• _Task to complete_
For each line in the data below, write an exact copy.

(Dataset rows for apps and sites)

═══

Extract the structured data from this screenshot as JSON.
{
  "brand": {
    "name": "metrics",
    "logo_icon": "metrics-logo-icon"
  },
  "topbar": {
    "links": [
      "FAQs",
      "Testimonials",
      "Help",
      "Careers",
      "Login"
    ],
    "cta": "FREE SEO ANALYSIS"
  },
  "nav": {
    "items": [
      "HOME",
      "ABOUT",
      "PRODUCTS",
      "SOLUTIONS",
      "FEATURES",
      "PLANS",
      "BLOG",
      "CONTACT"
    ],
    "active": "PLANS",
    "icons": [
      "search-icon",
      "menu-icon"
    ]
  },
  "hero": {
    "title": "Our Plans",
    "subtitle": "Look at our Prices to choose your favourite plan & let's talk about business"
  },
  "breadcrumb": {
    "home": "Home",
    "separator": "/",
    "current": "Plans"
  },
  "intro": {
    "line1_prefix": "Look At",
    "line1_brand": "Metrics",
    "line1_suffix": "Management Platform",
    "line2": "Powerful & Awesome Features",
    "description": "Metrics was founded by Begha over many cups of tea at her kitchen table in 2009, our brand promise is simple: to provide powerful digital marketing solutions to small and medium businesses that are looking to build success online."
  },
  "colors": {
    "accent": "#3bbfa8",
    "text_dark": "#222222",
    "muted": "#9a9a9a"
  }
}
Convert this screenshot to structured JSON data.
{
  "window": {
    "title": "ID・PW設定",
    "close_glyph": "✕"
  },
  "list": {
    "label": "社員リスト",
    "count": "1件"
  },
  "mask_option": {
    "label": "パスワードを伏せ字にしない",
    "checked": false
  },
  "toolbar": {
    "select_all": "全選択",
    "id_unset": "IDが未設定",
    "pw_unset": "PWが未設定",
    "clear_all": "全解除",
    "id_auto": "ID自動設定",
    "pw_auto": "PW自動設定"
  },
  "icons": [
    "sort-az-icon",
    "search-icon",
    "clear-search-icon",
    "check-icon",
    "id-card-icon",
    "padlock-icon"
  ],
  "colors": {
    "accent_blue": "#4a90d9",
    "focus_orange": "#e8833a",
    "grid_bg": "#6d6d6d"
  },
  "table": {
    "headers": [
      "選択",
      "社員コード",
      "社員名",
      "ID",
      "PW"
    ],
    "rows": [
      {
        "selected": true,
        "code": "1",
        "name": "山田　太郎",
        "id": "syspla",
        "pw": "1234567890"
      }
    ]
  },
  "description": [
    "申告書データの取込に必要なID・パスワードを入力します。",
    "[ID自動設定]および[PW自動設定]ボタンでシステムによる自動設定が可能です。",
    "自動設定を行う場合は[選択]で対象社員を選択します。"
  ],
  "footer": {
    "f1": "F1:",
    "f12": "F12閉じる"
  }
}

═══

• _Answer box_
Extract the structured data from this screenshot as JSON.
{
  "brand": {
    "name": "metrics",
    "logo_icon": "metrics-logo-icon"
  },
  "topbar": {
    "links": [
      "FAQs",
      "Testimonials",
      "Help",
      "Careers",
      "Login"
    ],
    "cta": "FREE SEO ANALYSIS"
  },
  "nav": {
    "items": [
      "HOME",
      "ABOUT",
      "PRODUCTS",
      "SOLUTIONS",
      "FEATURES",
      "PLANS",
      "BLOG",
      "CONTACT"
    ],
    "active": "PLANS",
    "icons": [
      "search-icon",
      "menu-icon"
    ]
  },
  "hero": {
    "title": "Our Plans",
    "subtitle": "Look at our Prices to choose your favourite plan & let's talk about business"
  },
  "breadcrumb": {
    "home": "Home",
    "separator": "/",
    "current": "Plans"
  },
  "intro": {
    "line1_prefix": "Look At",
    "line1_brand": "Metrics",
    "line1_suffix": "Management Platform",
    "line2": "Powerful & Awesome Features",
    "description": "Metrics was founded by Begha over many cups of tea at her kitchen table in 2009, our brand promise is simple: to provide powerful digital marketing solutions to small and medium businesses that are looking to build success online."
  },
  "colors": {
    "accent": "#3bbfa8",
    "text_dark": "#222222",
    "muted": "#9a9a9a"
  }
}
Convert this screenshot to structured JSON data.
{
  "window": {
    "title": "ID・PW設定",
    "close_glyph": "✕"
  },
  "list": {
    "label": "社員リスト",
    "count": "1件"
  },
  "mask_option": {
    "label": "パスワードを伏せ字にしない",
    "checked": false
  },
  "toolbar": {
    "select_all": "全選択",
    "id_unset": "IDが未設定",
    "pw_unset": "PWが未設定",
    "clear_all": "全解除",
    "id_auto": "ID自動設定",
    "pw_auto": "PW自動設定"
  },
  "icons": [
    "sort-az-icon",
    "search-icon",
    "clear-search-icon",
    "check-icon",
    "id-card-icon",
    "padlock-icon"
  ],
  "colors": {
    "accent_blue": "#4a90d9",
    "focus_orange": "#e8833a",
    "grid_bg": "#6d6d6d"
  },
  "table": {
    "headers": [
      "選択",
      "社員コード",
      "社員名",
      "ID",
      "PW"
    ],
    "rows": [
      {
        "selected": true,
        "code": "1",
        "name": "山田　太郎",
        "id": "syspla",
        "pw": "1234567890"
      }
    ]
  },
  "description": [
    "申告書データの取込に必要なID・パスワードを入力します。",
    "[ID自動設定]および[PW自動設定]ボタンでシステムによる自動設定が可能です。",
    "自動設定を行う場合は[選択]で対象社員を選択します。"
  ],
  "footer": {
    "f1": "F1:",
    "f12": "F12閉じる"
  }
}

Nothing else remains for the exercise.